The government is proposing to make changes to anti-discrimination law, but they have baulked at tackling the ‘religious exemptions’ that mean the law doesn’t apply to ‘religious-run’ organisations. Except in one area:
“Religious providers of aged care will no longer be permitted to discriminate against their elderly residents, including persons of alternative sexual identities and sexual orientation. The fact that, currently, such providers can still deny the aged GLBTI community basic fairness and decency is a disgrace.” [Moira Clarke: OnlineOpinion]

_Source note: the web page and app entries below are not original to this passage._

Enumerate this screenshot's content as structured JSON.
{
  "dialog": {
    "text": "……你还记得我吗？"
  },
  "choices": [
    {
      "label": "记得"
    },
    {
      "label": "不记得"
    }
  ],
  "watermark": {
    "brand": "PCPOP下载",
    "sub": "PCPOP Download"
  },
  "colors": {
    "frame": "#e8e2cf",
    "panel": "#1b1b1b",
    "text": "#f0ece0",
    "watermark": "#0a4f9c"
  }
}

Why should we care if ‘religious-run’ aged care providers discriminate against gays and lesbians, whether in residential homes or in-home services? The submission by Anneke Deutsch of the Matrix Guild, who joins us tonight, demonstrates why the law needs to change. Because not-for-profits, including religious-run providers, are the major providers of aged care in Australia.

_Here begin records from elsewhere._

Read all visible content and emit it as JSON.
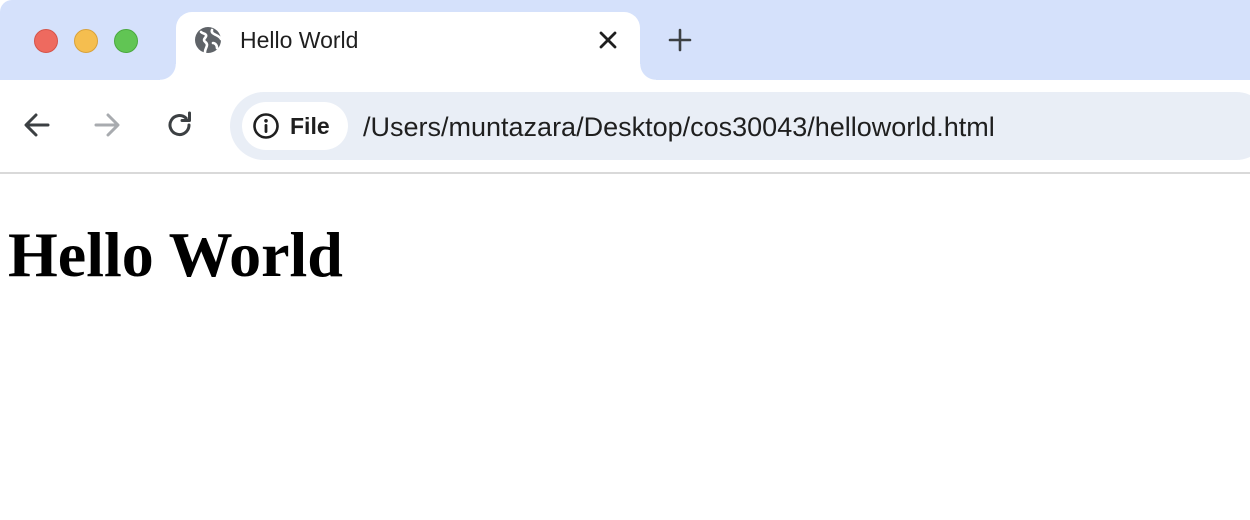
{
  "tab": {
    "title": "Hello World",
    "favicon": "globe-icon"
  },
  "toolbar": {
    "back_icon": "arrow-left-icon",
    "forward_icon": "arrow-right-icon",
    "reload_icon": "reload-icon"
  },
  "omnibox": {
    "chip_icon": "info-icon",
    "chip_label": "File",
    "url": "/Users/muntazara/Desktop/cos30043/helloworld.html"
  },
  "page": {
    "heading": "Hello World"
  },
  "colors": {
    "tabstrip_bg": "#d5e1fb",
    "omnibox_bg": "#e9eef6",
    "traffic_close": "#ee6a5f",
    "traffic_minimize": "#f5be4f",
    "traffic_maximize": "#61c554"
  }
}
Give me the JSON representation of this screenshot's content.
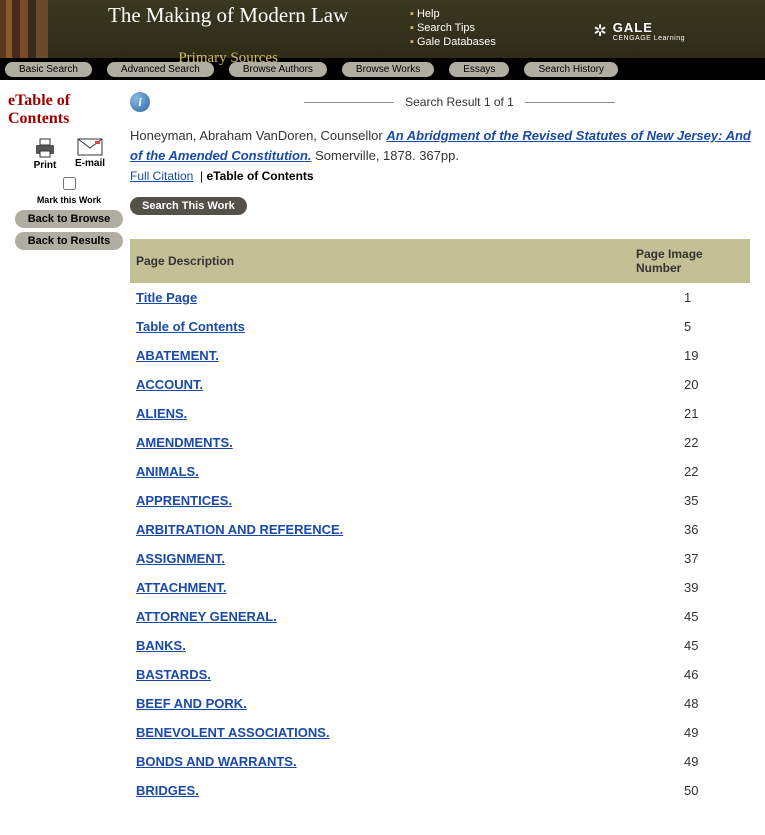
{
  "banner": {
    "title_main": "The Making of Modern Law",
    "title_sub": "Primary Sources",
    "help_links": [
      "Help",
      "Search Tips",
      "Gale Databases"
    ],
    "logo_brand": "GALE",
    "logo_sub": "CENGAGE Learning"
  },
  "nav": [
    "Basic Search",
    "Advanced Search",
    "Browse Authors",
    "Browse Works",
    "Essays",
    "Search History"
  ],
  "sidebar": {
    "title": "eTable of Contents",
    "print_label": "Print",
    "email_label": "E-mail",
    "mark_label": "Mark this Work",
    "back_browse": "Back to Browse",
    "back_results": "Back to Results"
  },
  "result": {
    "text": "Search Result 1 of 1"
  },
  "citation": {
    "author": "Honeyman, Abraham VanDoren, Counsellor",
    "work_title": "An Abridgment of the Revised Statutes of New Jersey: And of the Amended Constitution.",
    "pub_place": "Somerville",
    "pub_year": "1878",
    "pp": "367pp.",
    "full_citation_label": "Full Citation",
    "etoc_label": "eTable of Contents",
    "search_this_work": "Search This Work"
  },
  "toc": {
    "col1": "Page Description",
    "col2": "Page Image Number",
    "rows": [
      {
        "desc": "Title Page",
        "page": "1"
      },
      {
        "desc": "Table of Contents",
        "page": "5"
      },
      {
        "desc": "ABATEMENT.",
        "page": "19"
      },
      {
        "desc": "ACCOUNT.",
        "page": "20"
      },
      {
        "desc": "ALIENS.",
        "page": "21"
      },
      {
        "desc": "AMENDMENTS.",
        "page": "22"
      },
      {
        "desc": "ANIMALS.",
        "page": "22"
      },
      {
        "desc": "APPRENTICES.",
        "page": "35"
      },
      {
        "desc": "ARBITRATION AND REFERENCE.",
        "page": "36"
      },
      {
        "desc": "ASSIGNMENT.",
        "page": "37"
      },
      {
        "desc": "ATTACHMENT.",
        "page": "39"
      },
      {
        "desc": "ATTORNEY GENERAL.",
        "page": "45"
      },
      {
        "desc": "BANKS.",
        "page": "45"
      },
      {
        "desc": "BASTARDS.",
        "page": "46"
      },
      {
        "desc": "BEEF AND PORK.",
        "page": "48"
      },
      {
        "desc": "BENEVOLENT ASSOCIATIONS.",
        "page": "49"
      },
      {
        "desc": "BONDS AND WARRANTS.",
        "page": "49"
      },
      {
        "desc": "BRIDGES.",
        "page": "50"
      }
    ]
  }
}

Anglicare Sydney, whose aged care arm, Chesalon, receives around $25m of government money to care for seniors, wants the ‘religious exemptions’ that allow them to deny the aged GLBTI community basic fairness and decency to stay, saying that the new laws would lead to conflicts in aged care residential communities.
“Once a person or couples are accepted into such a community, there is the potential for conflict where the person or couples are in fundamental disagreement with the religious ethos of the service provider or where the service provider has objections to the lifestyle or behaviours of the new resident(s).” [Senate submission]

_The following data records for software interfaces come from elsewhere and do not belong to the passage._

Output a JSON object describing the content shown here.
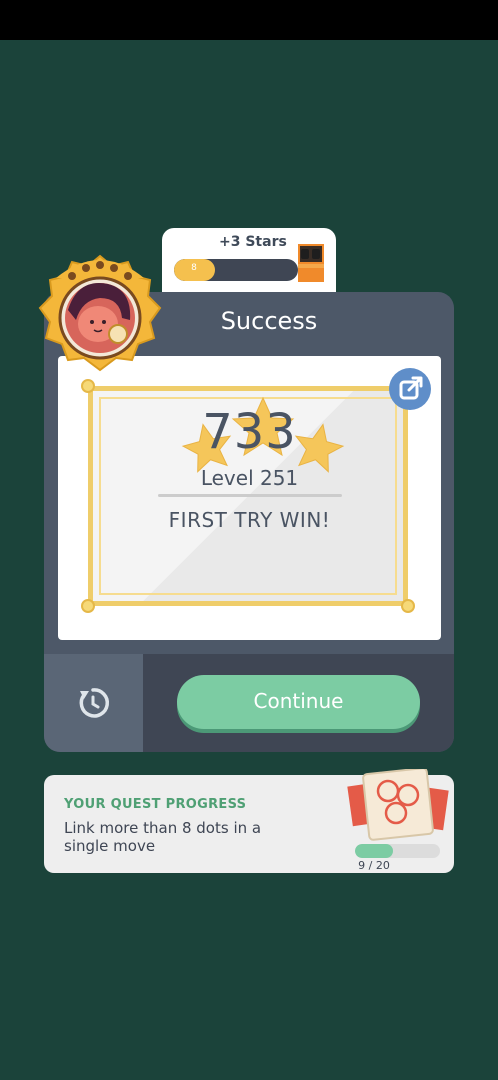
{
  "stars_tab": {
    "label": "+3 Stars",
    "progress_text": "8",
    "progress_fraction": 0.33
  },
  "result": {
    "title": "Success",
    "score": "733",
    "level": "Level 251",
    "subtitle": "FIRST TRY WIN!",
    "stars_earned": 3
  },
  "actions": {
    "continue_label": "Continue"
  },
  "quest": {
    "heading": "YOUR QUEST PROGRESS",
    "description": "Link more than 8 dots in a single move",
    "count": "9 / 20",
    "progress_fraction": 0.45
  },
  "colors": {
    "background": "#1b433a",
    "card": "#4d5868",
    "accent_green": "#7ccca3",
    "gold": "#efcd6a",
    "share_blue": "#5f8ec9"
  }
}
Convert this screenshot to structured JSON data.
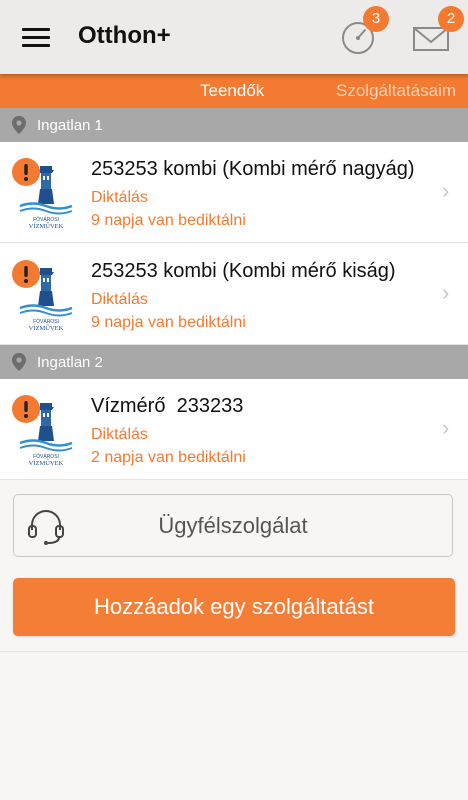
{
  "header": {
    "title": "Otthon+",
    "menu_icon": "hamburger-menu-icon",
    "notifications_badge": "3",
    "messages_badge": "2"
  },
  "tabs": [
    {
      "label": "Teendők",
      "active": true
    },
    {
      "label": "Szolgáltatásaim",
      "active": false
    }
  ],
  "sections": [
    {
      "label": "Ingatlan 1",
      "items": [
        {
          "title": "253253 kombi (Kombi mérő nagyág)",
          "subtitle": "Diktálás",
          "status": "9 napja van bediktálni"
        },
        {
          "title": "253253 kombi (Kombi mérő kiság)",
          "subtitle": "Diktálás",
          "status": "9 napja van bediktálni"
        }
      ]
    },
    {
      "label": "Ingatlan 2",
      "items": [
        {
          "title": "Vízmérő  233233",
          "subtitle": "Diktálás",
          "status": "2 napja van bediktálni"
        }
      ]
    }
  ],
  "logo_text": {
    "line1": "FŐVÁROSI",
    "line2": "VÍZMŰVEK"
  },
  "support_button": {
    "label": "Ügyfélszolgálat"
  },
  "add_button": {
    "label": "Hozzáadok egy szolgáltatást"
  },
  "colors": {
    "accent": "#f37a30",
    "section_header": "#a8a8a8",
    "background": "#f7f6f4",
    "alert_red": "#e2412f"
  }
}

Other aged care providers take a very different view. Anglicare Melbourne does not directly own an aged care business, but there is a closely-related Anglican aged-care service provider, Benetas. We speak to their Research and Development Manager, Alan Gruner.
One of the largest providers of aged care is Uniting Care, affiliated with the Uniting Church, and their submission couldn’t be more different to Anglicare Sydney: Uniting Care Ageing has claimed an industry first with the appointment of a specific project officer Kellie Shields to reach out to older people from the lesbian, gay, bisexual, transgender and intersex (LGBTI) communities and help the organisation better meet their needs. [Submission] We’ll speak to the director of Uniting Care Ageing, Steve Teulan.
UPDATE Uniting care would like your input into a survey they are conducting to develop an understanding and knowledge of the needs of the LGBTI community in order to cater to their community and care needs. If you wish to obtain more information about UnitingCare NSW.ACT or its work for the lesbian, gay, bisexual, transgender, and/ or intersex community, please contact the LGBTI Project Officer Kellie Shields on firstname.lastname@example.org or 0410 619 103.
I mentioned earlier that not-for-profits, including religious-run providers, are the major providers of aged care in Australia. By contrast, the largest for-profit private aged-care provider, BUPA, has only 2.5% of the market.
Lisa Meyer, General Manager of the BUPA aged-care home in Windsor, will be in the studio to tell us what life is like in her facility for GLBTI residents.